I really want to encourage, you, though, to think about how an after school or before school program could grow your children and youth ringing program and, even better, expand the reach of handbell ringing into your community.
This is a great opportunity to put an unused set of bells to use. There is a story about Oliver Cromwell during England’s reformation period. The government was running out of money. Taxes were already too high. His advisors came to him and said, “there isn’t anymore gold to be had. The only gold left in the Commonwealth is the statues of the saints in the churches.” To which Cromwell responded, “the let’s melt down the saints and put them into circulation.” Unused bells are accomplishing nothing. They are dishonoring the people who sacrificially gave funds to purchase those bells. They are falling into disrepair. And no one is learning to love ringing by looking at four cases on the floor of a church closet.
It is time for creative solutions. Can you borrow a set of bells from a church that isn’t suing them? Can you get grant funding to purchase a set of chimes? Area 3 offers loaner chime sets for programs just like this. Can you do a community fundraiser? Can you get corporate sponsorships? Is there any funding available at the school level. Does a school in your district already have a set of bells that could be used.
Can you fit a program like this into an existing after school environment? Does your church have a licensed preschool – then, PRO TIP – parents of elementary aged children can receive child-care reimbursement from the state to send them to your program.

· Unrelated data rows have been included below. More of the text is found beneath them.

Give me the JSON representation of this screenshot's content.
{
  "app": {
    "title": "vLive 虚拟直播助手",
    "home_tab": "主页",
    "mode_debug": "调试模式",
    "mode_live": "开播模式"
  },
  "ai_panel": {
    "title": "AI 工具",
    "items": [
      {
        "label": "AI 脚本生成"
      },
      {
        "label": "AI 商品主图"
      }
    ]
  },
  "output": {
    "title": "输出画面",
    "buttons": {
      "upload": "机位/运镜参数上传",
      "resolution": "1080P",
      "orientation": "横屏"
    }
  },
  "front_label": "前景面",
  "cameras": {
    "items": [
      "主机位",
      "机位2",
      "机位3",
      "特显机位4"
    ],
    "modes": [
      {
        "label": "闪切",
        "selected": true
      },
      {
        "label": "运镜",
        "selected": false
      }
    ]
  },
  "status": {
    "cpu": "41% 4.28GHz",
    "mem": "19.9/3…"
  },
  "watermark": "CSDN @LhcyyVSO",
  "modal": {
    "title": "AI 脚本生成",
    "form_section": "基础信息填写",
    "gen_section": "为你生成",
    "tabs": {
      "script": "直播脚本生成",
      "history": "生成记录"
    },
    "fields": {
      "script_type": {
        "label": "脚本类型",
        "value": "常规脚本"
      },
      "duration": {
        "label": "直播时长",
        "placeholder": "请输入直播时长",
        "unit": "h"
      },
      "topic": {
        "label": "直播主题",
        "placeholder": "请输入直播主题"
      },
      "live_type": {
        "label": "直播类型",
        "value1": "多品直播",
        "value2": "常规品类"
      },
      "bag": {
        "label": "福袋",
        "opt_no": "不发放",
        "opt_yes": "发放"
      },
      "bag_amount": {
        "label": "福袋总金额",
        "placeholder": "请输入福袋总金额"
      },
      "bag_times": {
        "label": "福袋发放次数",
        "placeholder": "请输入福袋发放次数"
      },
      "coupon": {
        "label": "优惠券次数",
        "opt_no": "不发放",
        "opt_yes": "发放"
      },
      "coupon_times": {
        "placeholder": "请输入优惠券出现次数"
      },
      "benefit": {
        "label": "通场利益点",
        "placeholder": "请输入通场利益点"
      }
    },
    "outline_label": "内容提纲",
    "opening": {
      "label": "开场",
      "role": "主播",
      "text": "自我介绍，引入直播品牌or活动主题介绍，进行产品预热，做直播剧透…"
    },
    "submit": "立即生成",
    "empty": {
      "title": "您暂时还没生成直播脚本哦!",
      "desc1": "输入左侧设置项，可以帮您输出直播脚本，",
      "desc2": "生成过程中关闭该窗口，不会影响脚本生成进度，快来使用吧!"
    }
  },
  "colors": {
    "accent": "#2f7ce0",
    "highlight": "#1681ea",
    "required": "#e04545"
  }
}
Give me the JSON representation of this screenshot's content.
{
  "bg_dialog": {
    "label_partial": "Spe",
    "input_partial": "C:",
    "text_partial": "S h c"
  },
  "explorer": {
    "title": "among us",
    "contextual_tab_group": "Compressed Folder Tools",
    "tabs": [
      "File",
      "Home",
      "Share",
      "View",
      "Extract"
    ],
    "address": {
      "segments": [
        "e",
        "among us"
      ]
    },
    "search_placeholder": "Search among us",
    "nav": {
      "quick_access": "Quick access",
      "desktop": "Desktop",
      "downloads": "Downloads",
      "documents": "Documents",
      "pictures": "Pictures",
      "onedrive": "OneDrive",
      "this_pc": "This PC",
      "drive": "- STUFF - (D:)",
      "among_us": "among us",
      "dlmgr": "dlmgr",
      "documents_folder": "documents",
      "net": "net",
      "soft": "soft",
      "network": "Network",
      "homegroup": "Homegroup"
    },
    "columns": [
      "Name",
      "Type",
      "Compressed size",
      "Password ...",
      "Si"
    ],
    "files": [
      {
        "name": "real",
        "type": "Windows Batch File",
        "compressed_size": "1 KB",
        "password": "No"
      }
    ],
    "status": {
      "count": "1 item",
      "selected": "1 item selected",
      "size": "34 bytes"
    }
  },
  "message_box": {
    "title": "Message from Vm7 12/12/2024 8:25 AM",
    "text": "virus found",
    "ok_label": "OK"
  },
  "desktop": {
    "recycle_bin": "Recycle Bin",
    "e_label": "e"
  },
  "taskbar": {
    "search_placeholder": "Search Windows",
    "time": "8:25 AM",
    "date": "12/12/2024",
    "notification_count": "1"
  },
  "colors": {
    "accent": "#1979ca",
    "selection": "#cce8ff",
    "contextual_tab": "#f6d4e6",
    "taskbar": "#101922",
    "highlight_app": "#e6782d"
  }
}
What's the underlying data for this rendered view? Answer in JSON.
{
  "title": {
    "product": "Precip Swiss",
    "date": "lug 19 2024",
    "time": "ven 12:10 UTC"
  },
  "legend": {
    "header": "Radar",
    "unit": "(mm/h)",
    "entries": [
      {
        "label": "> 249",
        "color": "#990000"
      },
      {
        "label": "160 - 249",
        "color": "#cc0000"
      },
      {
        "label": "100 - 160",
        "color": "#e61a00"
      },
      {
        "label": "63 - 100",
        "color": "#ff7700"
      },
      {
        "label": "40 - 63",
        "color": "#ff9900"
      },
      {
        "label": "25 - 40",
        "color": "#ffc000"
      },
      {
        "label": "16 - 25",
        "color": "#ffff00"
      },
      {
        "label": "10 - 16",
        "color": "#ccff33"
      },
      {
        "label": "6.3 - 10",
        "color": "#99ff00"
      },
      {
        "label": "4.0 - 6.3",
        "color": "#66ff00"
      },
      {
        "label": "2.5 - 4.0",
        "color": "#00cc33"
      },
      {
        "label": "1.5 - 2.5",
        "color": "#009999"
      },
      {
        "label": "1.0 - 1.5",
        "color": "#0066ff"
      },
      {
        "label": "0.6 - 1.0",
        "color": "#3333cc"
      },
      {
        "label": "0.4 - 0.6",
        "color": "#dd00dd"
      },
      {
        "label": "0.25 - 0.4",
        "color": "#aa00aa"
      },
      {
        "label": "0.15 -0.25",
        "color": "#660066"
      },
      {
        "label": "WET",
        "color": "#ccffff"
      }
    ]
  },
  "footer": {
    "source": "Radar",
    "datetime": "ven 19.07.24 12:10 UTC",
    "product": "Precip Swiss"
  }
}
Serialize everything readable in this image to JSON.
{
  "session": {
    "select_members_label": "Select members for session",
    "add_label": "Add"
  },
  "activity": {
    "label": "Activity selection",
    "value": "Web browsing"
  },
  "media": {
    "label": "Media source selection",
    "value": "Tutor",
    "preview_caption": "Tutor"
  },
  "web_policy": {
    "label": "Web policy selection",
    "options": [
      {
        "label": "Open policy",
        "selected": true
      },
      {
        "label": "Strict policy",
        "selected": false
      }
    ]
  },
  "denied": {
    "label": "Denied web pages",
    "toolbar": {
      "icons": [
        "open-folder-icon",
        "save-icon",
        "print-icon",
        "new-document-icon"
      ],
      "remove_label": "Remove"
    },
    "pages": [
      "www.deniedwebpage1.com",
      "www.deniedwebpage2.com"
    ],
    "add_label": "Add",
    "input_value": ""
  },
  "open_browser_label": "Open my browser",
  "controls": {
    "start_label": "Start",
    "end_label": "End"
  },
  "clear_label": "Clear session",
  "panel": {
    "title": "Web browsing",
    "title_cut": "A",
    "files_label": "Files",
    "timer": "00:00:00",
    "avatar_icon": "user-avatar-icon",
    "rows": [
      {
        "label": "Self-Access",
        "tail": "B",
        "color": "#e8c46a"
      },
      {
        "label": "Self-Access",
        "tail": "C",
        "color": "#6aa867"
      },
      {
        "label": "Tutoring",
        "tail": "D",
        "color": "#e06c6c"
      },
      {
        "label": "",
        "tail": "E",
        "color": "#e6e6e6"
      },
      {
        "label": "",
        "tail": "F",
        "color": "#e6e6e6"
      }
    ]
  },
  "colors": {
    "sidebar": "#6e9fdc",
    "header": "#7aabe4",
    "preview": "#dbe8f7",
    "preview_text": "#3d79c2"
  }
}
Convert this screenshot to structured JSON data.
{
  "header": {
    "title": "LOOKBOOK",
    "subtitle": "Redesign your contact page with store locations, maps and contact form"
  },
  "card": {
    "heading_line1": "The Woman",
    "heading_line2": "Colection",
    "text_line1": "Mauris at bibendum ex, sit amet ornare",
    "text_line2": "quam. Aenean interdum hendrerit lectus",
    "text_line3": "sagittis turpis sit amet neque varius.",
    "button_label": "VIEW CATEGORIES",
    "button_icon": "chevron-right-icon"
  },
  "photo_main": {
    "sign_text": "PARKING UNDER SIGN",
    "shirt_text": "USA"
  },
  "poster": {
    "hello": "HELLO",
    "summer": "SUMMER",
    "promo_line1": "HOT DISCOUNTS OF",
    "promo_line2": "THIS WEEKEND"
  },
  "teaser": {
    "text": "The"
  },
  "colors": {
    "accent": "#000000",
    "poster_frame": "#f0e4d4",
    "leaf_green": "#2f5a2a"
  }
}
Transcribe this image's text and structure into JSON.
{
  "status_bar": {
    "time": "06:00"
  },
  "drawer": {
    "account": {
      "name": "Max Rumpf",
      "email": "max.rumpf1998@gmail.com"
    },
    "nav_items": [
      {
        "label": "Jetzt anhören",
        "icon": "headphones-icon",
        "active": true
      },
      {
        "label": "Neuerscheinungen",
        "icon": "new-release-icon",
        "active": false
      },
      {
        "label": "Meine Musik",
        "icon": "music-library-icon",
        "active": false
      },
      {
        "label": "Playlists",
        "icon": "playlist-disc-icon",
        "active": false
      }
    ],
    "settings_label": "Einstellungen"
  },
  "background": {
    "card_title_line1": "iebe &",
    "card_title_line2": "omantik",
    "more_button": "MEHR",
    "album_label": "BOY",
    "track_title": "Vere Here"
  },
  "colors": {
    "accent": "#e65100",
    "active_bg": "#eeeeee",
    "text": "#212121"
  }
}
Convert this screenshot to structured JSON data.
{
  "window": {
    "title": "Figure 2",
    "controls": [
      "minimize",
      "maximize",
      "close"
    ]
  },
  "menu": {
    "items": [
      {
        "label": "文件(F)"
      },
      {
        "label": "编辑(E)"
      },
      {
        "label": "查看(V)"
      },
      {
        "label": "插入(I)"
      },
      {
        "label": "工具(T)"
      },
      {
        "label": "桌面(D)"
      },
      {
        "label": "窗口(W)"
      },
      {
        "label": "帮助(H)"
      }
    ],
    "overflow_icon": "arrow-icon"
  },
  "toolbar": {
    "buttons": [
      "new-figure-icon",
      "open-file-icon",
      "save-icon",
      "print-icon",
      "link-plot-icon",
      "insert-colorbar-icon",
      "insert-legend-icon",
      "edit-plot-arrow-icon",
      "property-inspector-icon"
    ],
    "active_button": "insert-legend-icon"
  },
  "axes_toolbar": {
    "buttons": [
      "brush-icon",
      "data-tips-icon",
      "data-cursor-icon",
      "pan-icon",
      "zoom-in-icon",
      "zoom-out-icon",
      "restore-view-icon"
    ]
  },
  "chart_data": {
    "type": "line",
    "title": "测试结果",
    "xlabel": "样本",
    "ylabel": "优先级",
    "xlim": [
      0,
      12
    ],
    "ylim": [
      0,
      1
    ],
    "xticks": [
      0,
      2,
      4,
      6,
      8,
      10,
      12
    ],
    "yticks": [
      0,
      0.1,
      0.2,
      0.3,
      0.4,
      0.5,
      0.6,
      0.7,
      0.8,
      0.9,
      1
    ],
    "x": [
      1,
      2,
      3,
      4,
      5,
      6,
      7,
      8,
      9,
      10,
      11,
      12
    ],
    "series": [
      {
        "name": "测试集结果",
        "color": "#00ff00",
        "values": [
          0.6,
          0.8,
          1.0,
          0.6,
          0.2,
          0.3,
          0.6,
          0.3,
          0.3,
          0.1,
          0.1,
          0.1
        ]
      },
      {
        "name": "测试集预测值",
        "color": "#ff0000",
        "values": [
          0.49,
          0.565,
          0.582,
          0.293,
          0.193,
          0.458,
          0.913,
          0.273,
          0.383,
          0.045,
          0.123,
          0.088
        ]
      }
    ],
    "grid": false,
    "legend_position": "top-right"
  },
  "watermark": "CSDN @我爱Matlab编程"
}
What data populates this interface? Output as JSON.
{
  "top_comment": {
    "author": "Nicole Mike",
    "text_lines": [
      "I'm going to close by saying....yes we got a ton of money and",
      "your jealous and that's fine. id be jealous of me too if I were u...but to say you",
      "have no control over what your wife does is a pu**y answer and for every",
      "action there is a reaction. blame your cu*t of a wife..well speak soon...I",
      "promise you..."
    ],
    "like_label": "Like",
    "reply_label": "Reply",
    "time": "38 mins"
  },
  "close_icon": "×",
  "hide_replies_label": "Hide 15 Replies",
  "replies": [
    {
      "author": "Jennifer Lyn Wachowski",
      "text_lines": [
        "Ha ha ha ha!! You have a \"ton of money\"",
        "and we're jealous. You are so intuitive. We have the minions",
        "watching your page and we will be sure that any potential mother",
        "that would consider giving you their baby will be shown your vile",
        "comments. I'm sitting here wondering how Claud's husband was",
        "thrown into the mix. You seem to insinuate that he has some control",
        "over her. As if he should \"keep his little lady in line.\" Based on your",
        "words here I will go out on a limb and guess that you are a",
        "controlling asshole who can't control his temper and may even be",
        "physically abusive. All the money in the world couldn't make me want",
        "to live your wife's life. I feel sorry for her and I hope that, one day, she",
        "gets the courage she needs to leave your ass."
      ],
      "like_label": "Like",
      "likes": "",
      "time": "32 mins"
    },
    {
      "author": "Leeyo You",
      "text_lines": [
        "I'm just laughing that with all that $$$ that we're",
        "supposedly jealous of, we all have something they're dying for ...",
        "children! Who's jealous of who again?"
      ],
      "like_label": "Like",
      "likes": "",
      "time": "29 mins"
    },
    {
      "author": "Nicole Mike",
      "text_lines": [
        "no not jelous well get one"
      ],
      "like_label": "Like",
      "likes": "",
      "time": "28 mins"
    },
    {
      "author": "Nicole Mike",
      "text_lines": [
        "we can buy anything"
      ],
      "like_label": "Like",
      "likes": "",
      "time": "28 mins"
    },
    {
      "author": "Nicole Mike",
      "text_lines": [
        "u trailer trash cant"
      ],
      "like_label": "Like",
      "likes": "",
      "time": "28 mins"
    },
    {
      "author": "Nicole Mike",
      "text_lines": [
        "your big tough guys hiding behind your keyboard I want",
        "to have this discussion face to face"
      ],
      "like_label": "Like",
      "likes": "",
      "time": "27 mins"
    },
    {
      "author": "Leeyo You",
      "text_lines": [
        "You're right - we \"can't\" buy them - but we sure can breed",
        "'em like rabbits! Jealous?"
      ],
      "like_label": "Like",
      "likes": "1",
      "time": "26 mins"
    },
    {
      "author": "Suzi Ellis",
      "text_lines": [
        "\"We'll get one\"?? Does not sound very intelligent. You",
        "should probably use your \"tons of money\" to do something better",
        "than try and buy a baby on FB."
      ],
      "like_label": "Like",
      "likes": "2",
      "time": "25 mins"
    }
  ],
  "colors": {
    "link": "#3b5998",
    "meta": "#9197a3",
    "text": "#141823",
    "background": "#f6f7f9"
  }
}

As I watched that group of 50 kids walk by me, and listened to them interacting with each other, building team-based relationships, integrating with each other through a shared joy of ringing, I saw a bright future for our instrument. Many of these kids would never reasonably have access to music education – a $6000 flute would be out of the question for most of these families – but in bells, everyone succeeds together. There is no distinction between students based on their family’s ability to afford private lessons and expensive instruments.
If you have a love of ringing, and you have a love of kids, I would strongly encourage you to consider some type of after school program. If you need help, PLEASE feel free to reach out to me for resources, ideas, and suggestions on specific problem solving.
As we say here in Stafford – “Grab your Bells and Get out There!”